Dataset rows describing interfaces:
§ §

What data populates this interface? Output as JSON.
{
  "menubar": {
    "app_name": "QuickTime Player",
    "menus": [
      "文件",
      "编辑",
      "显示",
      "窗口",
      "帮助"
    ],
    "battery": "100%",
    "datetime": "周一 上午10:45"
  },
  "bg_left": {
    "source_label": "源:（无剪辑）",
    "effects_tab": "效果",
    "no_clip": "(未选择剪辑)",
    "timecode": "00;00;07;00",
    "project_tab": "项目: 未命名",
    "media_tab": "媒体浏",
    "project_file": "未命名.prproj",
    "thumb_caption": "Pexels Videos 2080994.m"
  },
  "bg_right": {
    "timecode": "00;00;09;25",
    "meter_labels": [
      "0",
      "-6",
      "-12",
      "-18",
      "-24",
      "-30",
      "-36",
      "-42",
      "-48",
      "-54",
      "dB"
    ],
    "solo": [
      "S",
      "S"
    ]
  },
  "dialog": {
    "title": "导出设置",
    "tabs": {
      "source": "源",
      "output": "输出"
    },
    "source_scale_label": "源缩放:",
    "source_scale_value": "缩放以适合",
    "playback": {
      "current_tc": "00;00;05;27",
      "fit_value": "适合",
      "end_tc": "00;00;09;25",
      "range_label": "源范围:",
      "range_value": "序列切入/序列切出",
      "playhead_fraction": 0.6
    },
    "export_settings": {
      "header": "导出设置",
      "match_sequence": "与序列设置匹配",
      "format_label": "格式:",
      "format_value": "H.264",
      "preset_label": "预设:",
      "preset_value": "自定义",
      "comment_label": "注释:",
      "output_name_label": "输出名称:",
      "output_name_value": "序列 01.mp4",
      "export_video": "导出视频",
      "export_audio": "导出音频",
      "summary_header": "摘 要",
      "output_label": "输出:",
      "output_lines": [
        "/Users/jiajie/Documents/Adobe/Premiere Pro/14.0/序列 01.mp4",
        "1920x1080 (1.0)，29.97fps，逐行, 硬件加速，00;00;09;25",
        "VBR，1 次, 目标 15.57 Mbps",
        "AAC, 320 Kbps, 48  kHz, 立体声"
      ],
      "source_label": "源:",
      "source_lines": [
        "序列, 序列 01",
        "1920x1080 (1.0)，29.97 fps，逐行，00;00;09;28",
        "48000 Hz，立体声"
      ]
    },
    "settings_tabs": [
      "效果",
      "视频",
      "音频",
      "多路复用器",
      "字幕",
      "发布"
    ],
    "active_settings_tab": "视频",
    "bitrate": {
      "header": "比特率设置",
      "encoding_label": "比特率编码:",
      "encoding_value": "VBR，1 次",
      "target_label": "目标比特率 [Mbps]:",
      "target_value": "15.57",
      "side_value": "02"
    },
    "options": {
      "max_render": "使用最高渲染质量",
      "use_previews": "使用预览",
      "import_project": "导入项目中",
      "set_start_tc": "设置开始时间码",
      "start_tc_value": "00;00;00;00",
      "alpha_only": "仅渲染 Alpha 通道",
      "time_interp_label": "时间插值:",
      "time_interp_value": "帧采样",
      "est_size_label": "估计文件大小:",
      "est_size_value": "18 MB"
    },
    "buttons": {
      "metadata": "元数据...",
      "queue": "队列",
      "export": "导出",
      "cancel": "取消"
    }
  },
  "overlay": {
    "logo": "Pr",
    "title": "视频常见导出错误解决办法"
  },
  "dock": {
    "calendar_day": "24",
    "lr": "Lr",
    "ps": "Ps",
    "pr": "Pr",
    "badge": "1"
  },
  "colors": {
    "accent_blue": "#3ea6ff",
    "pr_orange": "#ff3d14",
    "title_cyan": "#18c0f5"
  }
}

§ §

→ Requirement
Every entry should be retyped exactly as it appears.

→ Solution
What data populates this interface? Output as JSON.
{
  "menubar": {
    "app_name": "QuickTime Player",
    "menus": [
      "文件",
      "编辑",
      "显示",
      "窗口",
      "帮助"
    ],
    "battery": "100%",
    "datetime": "周一 上午10:45"
  },
  "bg_left": {
    "source_label": "源:（无剪辑）",
    "effects_tab": "效果",
    "no_clip": "(未选择剪辑)",
    "timecode": "00;00;07;00",
    "project_tab": "项目: 未命名",
    "media_tab": "媒体浏",
    "project_file": "未命名.prproj",
    "thumb_caption": "Pexels Videos 2080994.m"
  },
  "bg_right": {
    "timecode": "00;00;09;25",
    "meter_labels": [
      "0",
      "-6",
      "-12",
      "-18",
      "-24",
      "-30",
      "-36",
      "-42",
      "-48",
      "-54",
      "dB"
    ],
    "solo": [
      "S",
      "S"
    ]
  },
  "dialog": {
    "title": "导出设置",
    "tabs": {
      "source": "源",
      "output": "输出"
    },
    "source_scale_label": "源缩放:",
    "source_scale_value": "缩放以适合",
    "playback": {
      "current_tc": "00;00;05;27",
      "fit_value": "适合",
      "end_tc": "00;00;09;25",
      "range_label": "源范围:",
      "range_value": "序列切入/序列切出",
      "playhead_fraction": 0.6
    },
    "export_settings": {
      "header": "导出设置",
      "match_sequence": "与序列设置匹配",
      "format_label": "格式:",
      "format_value": "H.264",
      "preset_label": "预设:",
      "preset_value": "自定义",
      "comment_label": "注释:",
      "output_name_label": "输出名称:",
      "output_name_value": "序列 01.mp4",
      "export_video": "导出视频",
      "export_audio": "导出音频",
      "summary_header": "摘 要",
      "output_label": "输出:",
      "output_lines": [
        "/Users/jiajie/Documents/Adobe/Premiere Pro/14.0/序列 01.mp4",
        "1920x1080 (1.0)，29.97fps，逐行, 硬件加速，00;00;09;25",
        "VBR，1 次, 目标 15.57 Mbps",
        "AAC, 320 Kbps, 48  kHz, 立体声"
      ],
      "source_label": "源:",
      "source_lines": [
        "序列, 序列 01",
        "1920x1080 (1.0)，29.97 fps，逐行，00;00;09;28",
        "48000 Hz，立体声"
      ]
    },
    "settings_tabs": [
      "效果",
      "视频",
      "音频",
      "多路复用器",
      "字幕",
      "发布"
    ],
    "active_settings_tab": "视频",
    "bitrate": {
      "header": "比特率设置",
      "encoding_label": "比特率编码:",
      "encoding_value": "VBR，1 次",
      "target_label": "目标比特率 [Mbps]:",
      "target_value": "15.57",
      "side_value": "02"
    },
    "options": {
      "max_render": "使用最高渲染质量",
      "use_previews": "使用预览",
      "import_project": "导入项目中",
      "set_start_tc": "设置开始时间码",
      "start_tc_value": "00;00;00;00",
      "alpha_only": "仅渲染 Alpha 通道",
      "time_interp_label": "时间插值:",
      "time_interp_value": "帧采样",
      "est_size_label": "估计文件大小:",
      "est_size_value": "18 MB"
    },
    "buttons": {
      "metadata": "元数据...",
      "queue": "队列",
      "export": "导出",
      "cancel": "取消"
    }
  },
  "overlay": {
    "logo": "Pr",
    "title": "视频常见导出错误解决办法"
  },
  "dock": {
    "calendar_day": "24",
    "lr": "Lr",
    "ps": "Ps",
    "pr": "Pr",
    "badge": "1"
  },
  "colors": {
    "accent_blue": "#3ea6ff",
    "pr_orange": "#ff3d14",
    "title_cyan": "#18c0f5"
  }
}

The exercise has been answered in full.